Budget offers help for today, but not for future
Budget offers help for today, but not for the future
It's five years late, doesn't go far enough and discriminates against children on the basis of their parents' income - but the Green Party is welcoming the Government's Future Direction Budget package as the biggest helping hand for children and struggling families in recent history.
"This is the budget initiative that families have been waiting on since 1991, when National's benefit-bashing condemned a generation to poverty," said Green Co-leader, Rod Donald. "Not everyone wins, but no one will be worse off and most of those on the lowest rungs will get quite substantial gains.

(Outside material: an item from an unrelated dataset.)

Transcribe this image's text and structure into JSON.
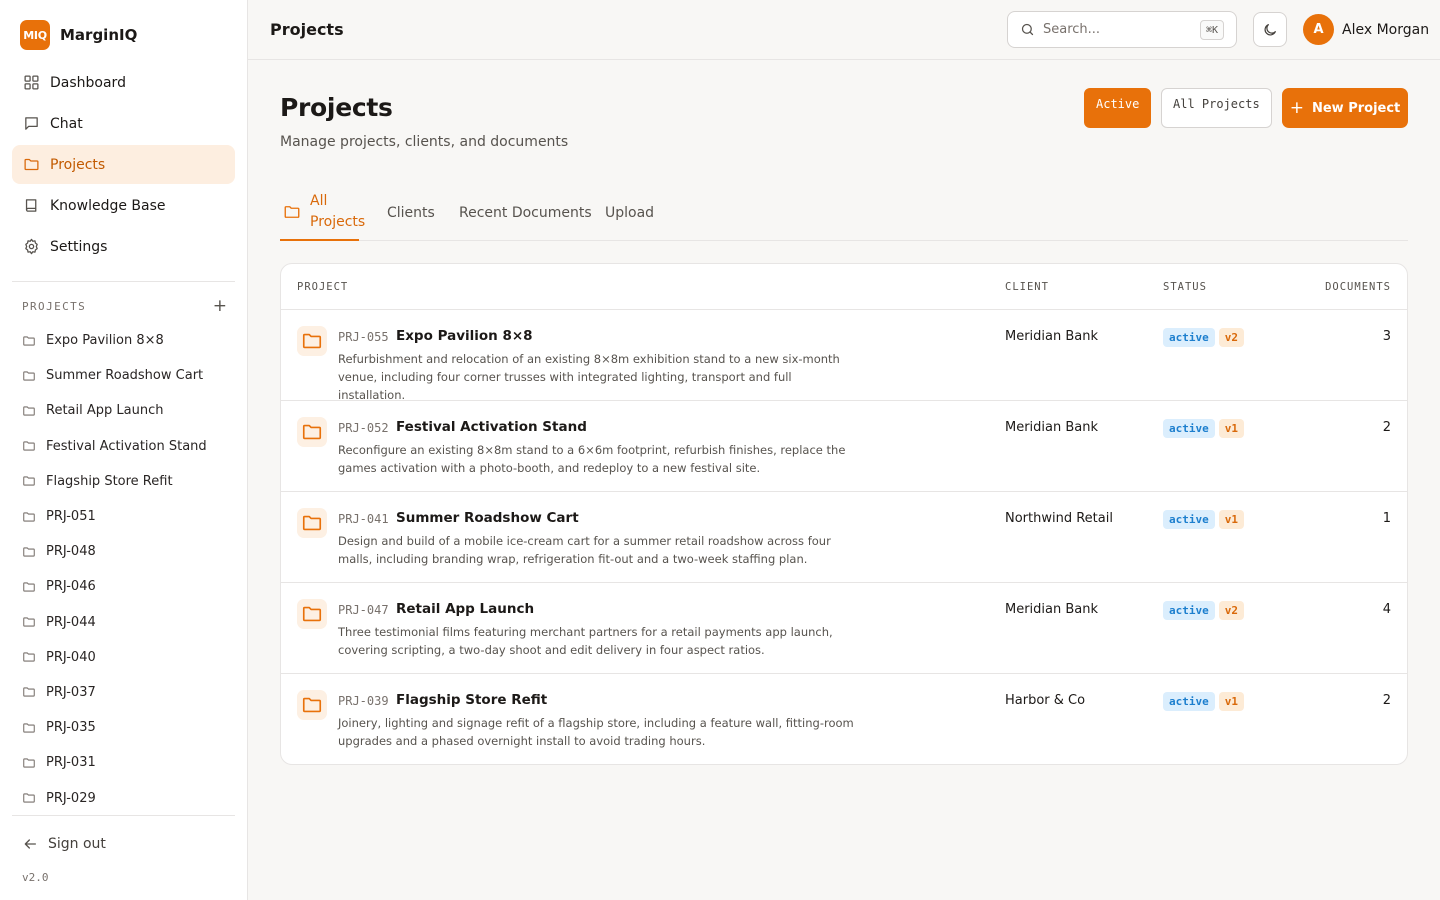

"The biggest disappointment of this Budget is its failure to invest more in a sustainable future. The Government has only made a token gesture towards encouraging energy security, needs to invest far more in public transport and persists in its potentially disastrous environmental policy.
"In spite of our support for the Future Directions package, we will still move a no confidence motion in this Government because of its fixation with allowing the release of GE crops in New Zealand."
"Any package that delivers an extra billion dollars (by 2007) for low-income families deserves our praise," agreed Sue Bradford, the Green Social issues spokesperson. "What we can't support is the time it will take this money to reach families and the way in which it discriminates against the children of beneficiaries.
"It is unacceptable that children of parents on welfare will continue to get less assistance than the children of parents in employment. A return to a Universal Child Benefit, as advocated by the Greens, would mean that all children are treated the same, regardless of their parents' work status."
Green Tertiary Education spokesperson, Nandor Tanczos, congratulated the Government for raising the parental income threshold but expressed his disappointment at the measure's inadequacy for dealing with the $7 billion mountain of student debt. "Instead of biting the bullet and introducing a Universal Student Benefit, they've just tinkered with the system. As for the accommodation allowance for young married students, does the Government expect them to get divorced and go back to their parents' place?" Green Co-leader, Jeanette Fitzsimons said the Budget had moved to fix some of the inequities of the past in regard to children, but failed to grasp the opportunity to create the kind of healthy, sustainable society where they could grow up.
"Today's children would reap the benefit of meaningful investment now in our rail network," said Ms Fitzsimons. "Likewise, at a time when DOC is struggling to fund its Ark programme for particularly threatened habitats, total biodiversity funding has actually been reduced. If our children are to have a secure future at reasonable cost, we need to invest in now in solar and energy efficiency, yet the sums provided in the Budget are pitiful.
families got the support they'd been denied for a decade.
What they didn't get was a sustainable future."